On March 8, Congress finalized the omnibus, or the federal government spending bill for much of the rest of 2022, that will be up for a vote on March 11 (via CNN). The budget does not include additional resources for the Restaurant Revitalization Fund (RRF), which spent its initial sum of $28.6 billion within weeks of its creation, per Restaurant Business. The fund was established to provide financial relief to restaurants during the pandemic.

On Twitter, Roll Call senior congressional reporter Lindsey McPherson said she learned from Ben Cardin, chair of the Senate Small Business & Entrepreneurship Committee, that some members of the Republican party opposed the funding. Cardin said that efforts to provide restaurants with additional funding are not over yet. "If we can bring it to the floor as a separate bill, we might do that. We're not giving up," he said.

Congress' decision was made despite lobbying conducted by the Independent Restaurant Coalition to reinvigorate the RRF, reports ABC News. While coalition co-founder Tom Colicchio said the organization was grateful for the government's initial attempt to keep restaurants and bars afloat during the early days of pandemic, it notes that nearly 200,000 businesses that applied for funding have not received any. Of those businesses, 80% face a permanent closure, which puts millions of jobs at risk.

The initial round of funding had problems, Tom Colicchio says

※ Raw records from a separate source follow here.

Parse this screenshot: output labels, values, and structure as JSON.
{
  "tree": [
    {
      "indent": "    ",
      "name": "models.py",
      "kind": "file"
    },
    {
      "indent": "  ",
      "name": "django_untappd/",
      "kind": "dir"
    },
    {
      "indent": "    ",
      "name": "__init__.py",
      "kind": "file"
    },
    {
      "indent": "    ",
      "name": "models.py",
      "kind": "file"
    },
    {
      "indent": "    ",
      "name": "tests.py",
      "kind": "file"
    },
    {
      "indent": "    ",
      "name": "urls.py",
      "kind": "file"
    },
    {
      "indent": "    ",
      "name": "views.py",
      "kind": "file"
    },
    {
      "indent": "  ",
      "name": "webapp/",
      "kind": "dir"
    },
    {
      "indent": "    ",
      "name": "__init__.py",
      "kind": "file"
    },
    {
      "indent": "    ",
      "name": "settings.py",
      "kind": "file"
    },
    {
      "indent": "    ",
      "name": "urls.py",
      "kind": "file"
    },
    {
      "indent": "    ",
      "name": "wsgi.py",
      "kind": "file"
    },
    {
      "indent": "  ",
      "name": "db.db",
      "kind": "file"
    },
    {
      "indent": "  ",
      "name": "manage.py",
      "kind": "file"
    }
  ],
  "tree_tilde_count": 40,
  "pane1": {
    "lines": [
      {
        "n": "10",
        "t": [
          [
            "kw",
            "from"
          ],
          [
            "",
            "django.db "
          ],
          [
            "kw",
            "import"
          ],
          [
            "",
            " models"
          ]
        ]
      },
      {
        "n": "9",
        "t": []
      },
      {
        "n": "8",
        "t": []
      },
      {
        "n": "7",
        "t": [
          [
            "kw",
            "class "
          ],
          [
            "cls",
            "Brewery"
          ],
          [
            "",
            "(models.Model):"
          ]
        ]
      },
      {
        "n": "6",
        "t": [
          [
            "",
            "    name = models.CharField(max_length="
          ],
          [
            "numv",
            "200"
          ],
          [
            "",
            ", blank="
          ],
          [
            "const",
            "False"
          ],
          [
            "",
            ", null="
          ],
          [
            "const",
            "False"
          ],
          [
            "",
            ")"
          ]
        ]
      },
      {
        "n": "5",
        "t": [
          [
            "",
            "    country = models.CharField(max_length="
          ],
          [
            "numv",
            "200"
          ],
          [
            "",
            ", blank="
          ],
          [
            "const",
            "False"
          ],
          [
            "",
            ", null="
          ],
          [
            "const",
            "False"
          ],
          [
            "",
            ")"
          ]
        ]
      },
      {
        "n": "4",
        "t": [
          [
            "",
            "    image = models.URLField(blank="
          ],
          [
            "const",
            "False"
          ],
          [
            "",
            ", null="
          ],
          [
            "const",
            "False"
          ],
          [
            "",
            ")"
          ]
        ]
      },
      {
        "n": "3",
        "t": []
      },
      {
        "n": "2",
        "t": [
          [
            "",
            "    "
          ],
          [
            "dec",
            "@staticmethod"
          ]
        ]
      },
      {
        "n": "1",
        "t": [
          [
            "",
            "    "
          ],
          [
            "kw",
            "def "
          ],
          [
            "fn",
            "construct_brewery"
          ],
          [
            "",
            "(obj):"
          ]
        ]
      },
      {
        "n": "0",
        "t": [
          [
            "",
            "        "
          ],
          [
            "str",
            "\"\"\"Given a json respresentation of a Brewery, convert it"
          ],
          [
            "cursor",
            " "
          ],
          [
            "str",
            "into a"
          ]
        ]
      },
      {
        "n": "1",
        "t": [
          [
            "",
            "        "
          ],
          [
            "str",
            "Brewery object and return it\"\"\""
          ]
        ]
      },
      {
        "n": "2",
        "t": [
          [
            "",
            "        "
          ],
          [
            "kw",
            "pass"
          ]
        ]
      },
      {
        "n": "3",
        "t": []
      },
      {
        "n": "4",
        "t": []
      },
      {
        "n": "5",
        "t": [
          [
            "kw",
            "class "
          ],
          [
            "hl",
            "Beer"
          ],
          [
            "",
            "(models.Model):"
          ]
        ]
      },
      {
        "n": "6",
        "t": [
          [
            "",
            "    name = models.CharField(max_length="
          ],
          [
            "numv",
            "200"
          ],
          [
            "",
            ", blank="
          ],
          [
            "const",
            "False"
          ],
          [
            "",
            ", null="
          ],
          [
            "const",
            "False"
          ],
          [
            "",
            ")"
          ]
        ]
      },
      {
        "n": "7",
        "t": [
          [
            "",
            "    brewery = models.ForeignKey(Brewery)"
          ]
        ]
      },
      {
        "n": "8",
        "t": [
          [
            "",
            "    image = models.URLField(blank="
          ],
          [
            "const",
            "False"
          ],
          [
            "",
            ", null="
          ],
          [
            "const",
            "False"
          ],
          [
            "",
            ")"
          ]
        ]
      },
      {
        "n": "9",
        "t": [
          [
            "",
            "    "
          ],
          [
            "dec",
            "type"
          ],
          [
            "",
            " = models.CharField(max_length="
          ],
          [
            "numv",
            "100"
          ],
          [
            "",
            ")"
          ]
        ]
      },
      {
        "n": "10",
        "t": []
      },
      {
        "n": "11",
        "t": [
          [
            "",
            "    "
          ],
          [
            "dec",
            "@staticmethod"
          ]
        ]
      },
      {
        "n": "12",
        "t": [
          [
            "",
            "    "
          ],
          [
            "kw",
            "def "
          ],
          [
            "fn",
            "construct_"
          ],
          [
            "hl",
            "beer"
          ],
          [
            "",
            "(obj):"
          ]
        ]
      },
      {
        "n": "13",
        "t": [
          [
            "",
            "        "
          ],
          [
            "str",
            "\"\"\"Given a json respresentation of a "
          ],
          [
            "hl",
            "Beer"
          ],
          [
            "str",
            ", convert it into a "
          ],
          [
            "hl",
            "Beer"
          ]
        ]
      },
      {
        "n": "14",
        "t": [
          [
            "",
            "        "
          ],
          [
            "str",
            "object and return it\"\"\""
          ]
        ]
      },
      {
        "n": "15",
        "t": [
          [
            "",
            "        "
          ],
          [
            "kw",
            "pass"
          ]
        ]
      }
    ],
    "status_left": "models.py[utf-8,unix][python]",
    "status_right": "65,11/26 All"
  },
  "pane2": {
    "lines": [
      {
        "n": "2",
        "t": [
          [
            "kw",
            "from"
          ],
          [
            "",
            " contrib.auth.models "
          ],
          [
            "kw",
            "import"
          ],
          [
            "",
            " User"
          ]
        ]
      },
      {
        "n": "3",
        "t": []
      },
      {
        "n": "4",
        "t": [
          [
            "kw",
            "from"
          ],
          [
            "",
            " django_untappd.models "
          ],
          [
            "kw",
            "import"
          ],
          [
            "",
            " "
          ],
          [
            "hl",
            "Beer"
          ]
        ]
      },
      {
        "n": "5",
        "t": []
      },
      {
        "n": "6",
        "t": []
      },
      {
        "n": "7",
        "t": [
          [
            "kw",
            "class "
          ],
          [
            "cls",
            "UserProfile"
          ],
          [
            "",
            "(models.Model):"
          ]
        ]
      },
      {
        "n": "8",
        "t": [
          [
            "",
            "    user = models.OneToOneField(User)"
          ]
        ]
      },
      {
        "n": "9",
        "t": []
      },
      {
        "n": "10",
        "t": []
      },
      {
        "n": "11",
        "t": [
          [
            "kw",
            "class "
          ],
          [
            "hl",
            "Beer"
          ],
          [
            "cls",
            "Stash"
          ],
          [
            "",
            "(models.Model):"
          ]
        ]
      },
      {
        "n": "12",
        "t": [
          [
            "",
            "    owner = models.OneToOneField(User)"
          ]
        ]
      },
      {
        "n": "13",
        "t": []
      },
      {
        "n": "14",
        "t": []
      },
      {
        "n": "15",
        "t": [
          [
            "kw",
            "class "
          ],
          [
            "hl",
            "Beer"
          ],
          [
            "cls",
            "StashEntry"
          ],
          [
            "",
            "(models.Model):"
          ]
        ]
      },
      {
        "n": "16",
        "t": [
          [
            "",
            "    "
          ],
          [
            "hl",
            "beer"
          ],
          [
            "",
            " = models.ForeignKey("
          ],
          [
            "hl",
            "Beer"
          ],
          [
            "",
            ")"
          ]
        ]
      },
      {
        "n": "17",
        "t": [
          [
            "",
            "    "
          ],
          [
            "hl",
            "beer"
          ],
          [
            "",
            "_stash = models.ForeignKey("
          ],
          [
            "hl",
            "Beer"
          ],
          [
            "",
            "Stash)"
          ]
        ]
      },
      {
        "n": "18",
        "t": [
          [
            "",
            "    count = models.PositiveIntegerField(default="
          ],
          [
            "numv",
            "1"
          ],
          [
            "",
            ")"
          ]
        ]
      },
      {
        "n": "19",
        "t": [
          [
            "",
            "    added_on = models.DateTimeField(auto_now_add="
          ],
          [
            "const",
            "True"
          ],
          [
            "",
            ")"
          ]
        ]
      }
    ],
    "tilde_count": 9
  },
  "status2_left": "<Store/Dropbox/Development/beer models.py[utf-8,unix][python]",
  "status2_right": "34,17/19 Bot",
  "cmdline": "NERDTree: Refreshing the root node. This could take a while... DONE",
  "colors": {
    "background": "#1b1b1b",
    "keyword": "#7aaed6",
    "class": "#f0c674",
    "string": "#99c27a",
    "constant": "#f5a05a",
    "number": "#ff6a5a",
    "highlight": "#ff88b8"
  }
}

Talking to The Daily Beast, Tom Colicchio explained that part of his pessimism about the restaurant industry's future stems from a lack of adequate emergency funding from the government. While the restaurants that received RRF money benefitted tremendously, the ones that were left out have suffered a real "competitive disadvantage." "If the guy down the street got a million bucks, they can offer more salary, they can renovate, they can do things," the "Top Chef" judge said. "Whereas if you didn't get the money, you're kind of screwed."

The uneven nature of these grants becomes more obvious when you look at the recipients. The largest amount of relief a company could get from the RRF was $10 million. When Nation's Restaurant News looked into who got that $10 million, they found that 67 businesses profited, including food services within Disney World, Apple's corporate caterer, and eight companies that service airports and sports stadiums. Meanwhile, many independent businesses were left out of the granting process. Well into 2022, Restaurant Business learned that there is "a feeling among many lawmakers that the [food and beverage] industry had already weathered the worst of the pandemic." Those opposed to Congress' recent spending decision say that the feeling among many small business operators is quite the opposite.